# [WHAT IS REQUIRED]
Scan the records for lines holding "title". Say how many there are and give nothing else.

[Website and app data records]
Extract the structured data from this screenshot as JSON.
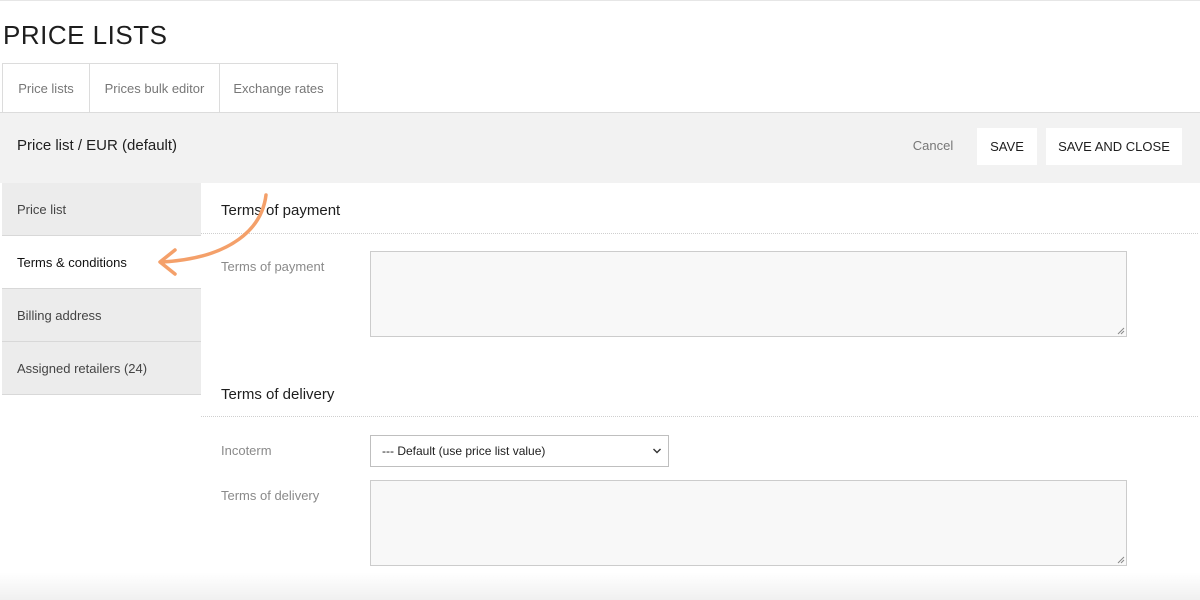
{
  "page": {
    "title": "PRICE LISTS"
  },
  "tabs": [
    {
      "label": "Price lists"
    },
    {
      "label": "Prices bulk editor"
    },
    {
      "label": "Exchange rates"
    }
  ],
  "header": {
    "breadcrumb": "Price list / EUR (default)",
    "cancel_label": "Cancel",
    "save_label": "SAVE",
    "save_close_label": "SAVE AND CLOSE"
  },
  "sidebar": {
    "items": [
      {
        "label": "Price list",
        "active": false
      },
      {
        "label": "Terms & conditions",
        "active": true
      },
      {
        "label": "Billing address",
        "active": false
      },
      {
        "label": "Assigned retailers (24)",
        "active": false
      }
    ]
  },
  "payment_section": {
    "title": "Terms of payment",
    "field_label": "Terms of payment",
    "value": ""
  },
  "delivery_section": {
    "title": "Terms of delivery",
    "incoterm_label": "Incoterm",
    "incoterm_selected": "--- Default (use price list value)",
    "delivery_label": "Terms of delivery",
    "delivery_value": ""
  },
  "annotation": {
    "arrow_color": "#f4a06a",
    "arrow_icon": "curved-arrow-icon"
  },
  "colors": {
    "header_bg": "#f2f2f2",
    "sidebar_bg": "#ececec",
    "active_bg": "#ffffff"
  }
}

# [SOLUTION]
3